The main parts of the rocket are the body tube, engine mount, fins, igniter, launch lub, nose cone, payload, recovery system, and rocket engine.
A bottle rocket is available for 5¢. The company Spacex launches rockets with a 1000 pound (453 kg) payload for somewhere between $8 million. A rocket with double the payload would cost you around $9 million. A rocket with 414K pounds (187K kg) of payload would cost around $500M. You should consider looking for refurbished Soviet ICBM, they're probably cheaper. Going to space sure is not cheap.
I think in the payload.
A rocket can have two common ends. The top can be the payload or warhead depending on design. The bottom are the rocket thruster(s) which channel the hot gases for propulsion.
A rocket or unmanned airplane with one or more nuclear warheads as its payload.
The Energia rocket was a Soviet rocket to serve as a booster for the Buran spacecraft. It was launched only twice with one such launch being deemed a failure when it failed to deliver its payload into orbit.
The single-stage rocket can get the payload off earth, but not into space, because there is not enough fuel, and the weight eventually becomes too great. So at some point, the rocket will fall back down to earth. For this reason, most single-stage rockets are missiles.

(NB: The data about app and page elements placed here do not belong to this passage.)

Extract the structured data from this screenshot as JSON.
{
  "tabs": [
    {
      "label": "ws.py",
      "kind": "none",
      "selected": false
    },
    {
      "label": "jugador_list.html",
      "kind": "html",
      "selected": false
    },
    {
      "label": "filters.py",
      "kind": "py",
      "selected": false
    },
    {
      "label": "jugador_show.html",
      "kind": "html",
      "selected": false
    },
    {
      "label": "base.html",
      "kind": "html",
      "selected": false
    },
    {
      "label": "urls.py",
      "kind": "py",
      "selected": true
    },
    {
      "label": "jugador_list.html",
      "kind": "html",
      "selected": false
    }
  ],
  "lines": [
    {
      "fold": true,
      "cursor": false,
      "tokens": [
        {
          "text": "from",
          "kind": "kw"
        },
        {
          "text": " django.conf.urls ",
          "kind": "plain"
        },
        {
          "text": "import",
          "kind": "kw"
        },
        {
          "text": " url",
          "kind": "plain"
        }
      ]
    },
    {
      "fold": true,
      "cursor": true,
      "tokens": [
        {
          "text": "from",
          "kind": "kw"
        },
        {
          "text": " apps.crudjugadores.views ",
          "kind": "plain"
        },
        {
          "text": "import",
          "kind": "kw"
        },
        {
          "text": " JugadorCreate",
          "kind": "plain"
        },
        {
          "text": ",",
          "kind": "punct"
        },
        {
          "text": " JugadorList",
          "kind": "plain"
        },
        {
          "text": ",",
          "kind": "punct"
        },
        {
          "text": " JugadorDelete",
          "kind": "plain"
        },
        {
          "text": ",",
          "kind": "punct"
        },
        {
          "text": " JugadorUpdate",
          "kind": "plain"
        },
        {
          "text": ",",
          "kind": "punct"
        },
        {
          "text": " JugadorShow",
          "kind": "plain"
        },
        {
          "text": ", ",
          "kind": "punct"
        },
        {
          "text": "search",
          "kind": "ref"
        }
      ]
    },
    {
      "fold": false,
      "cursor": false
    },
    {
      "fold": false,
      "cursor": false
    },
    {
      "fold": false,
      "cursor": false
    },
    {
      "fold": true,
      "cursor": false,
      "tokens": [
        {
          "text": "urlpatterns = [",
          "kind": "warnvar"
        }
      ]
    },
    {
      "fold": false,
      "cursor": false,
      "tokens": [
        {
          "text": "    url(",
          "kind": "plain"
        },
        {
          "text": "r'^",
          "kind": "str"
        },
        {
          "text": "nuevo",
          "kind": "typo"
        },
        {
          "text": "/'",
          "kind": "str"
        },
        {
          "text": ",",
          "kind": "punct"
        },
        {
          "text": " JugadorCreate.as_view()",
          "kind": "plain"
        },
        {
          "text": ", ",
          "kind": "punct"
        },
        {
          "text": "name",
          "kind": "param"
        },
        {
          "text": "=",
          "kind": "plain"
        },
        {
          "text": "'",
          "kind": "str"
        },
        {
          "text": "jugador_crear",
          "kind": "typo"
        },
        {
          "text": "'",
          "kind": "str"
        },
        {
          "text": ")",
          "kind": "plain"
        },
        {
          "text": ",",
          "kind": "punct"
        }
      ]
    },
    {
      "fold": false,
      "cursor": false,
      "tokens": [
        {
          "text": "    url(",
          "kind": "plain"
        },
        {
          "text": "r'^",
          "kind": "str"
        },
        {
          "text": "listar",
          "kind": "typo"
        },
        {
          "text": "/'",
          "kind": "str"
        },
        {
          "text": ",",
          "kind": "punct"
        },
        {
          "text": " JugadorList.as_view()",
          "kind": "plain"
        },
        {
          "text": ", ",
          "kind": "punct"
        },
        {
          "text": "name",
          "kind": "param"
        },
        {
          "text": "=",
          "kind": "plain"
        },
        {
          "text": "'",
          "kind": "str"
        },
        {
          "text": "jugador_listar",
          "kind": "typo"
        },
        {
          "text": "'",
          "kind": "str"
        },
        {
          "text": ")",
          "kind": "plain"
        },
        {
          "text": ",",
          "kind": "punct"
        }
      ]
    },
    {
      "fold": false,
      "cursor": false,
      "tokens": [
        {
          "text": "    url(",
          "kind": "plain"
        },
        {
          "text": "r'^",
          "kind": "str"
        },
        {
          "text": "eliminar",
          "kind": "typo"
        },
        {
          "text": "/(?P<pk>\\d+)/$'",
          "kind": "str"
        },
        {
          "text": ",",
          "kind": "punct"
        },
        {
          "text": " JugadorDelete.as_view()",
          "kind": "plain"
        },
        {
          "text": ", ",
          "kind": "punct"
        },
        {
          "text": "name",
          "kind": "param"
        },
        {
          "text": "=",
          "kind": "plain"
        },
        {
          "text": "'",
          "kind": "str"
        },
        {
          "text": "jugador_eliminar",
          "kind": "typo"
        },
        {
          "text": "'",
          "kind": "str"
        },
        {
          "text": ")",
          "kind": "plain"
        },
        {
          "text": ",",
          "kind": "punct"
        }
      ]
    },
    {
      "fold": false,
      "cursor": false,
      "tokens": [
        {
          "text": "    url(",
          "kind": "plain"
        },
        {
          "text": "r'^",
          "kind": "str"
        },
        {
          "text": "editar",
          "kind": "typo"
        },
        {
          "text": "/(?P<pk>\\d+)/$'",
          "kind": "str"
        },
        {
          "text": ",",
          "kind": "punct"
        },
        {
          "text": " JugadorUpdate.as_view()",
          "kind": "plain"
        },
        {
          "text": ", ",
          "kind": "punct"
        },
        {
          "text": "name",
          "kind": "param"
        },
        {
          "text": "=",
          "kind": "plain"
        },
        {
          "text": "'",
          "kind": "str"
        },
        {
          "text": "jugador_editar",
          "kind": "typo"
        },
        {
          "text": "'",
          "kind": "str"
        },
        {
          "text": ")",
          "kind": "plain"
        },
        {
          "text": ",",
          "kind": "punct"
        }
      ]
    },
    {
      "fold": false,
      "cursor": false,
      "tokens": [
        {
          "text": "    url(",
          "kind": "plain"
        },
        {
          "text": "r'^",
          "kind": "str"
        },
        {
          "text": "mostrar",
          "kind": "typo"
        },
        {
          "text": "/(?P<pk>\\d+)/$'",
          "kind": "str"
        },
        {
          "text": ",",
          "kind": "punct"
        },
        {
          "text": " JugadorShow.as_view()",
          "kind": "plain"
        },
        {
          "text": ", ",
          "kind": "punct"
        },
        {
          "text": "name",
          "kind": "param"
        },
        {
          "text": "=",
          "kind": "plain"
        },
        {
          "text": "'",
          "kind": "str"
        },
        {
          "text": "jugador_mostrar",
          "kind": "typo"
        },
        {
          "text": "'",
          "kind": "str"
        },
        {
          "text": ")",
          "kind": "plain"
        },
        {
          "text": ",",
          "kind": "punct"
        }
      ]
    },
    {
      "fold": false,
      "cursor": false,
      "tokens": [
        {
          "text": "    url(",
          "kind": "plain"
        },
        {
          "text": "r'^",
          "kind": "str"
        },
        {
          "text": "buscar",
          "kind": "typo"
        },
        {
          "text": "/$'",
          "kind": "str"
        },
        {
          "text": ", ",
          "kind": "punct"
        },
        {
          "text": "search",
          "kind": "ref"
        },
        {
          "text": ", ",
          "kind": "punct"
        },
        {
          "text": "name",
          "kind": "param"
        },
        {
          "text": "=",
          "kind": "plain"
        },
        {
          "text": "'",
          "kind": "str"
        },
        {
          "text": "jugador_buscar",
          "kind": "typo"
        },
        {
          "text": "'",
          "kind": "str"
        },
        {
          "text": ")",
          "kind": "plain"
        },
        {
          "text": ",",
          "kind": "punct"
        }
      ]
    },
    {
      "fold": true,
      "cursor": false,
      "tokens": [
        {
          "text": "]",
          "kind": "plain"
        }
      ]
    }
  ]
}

The first rocket the US sent up into space was the Jupiter C launch vehicle and its payload was Explorer 1 the first American Satellite.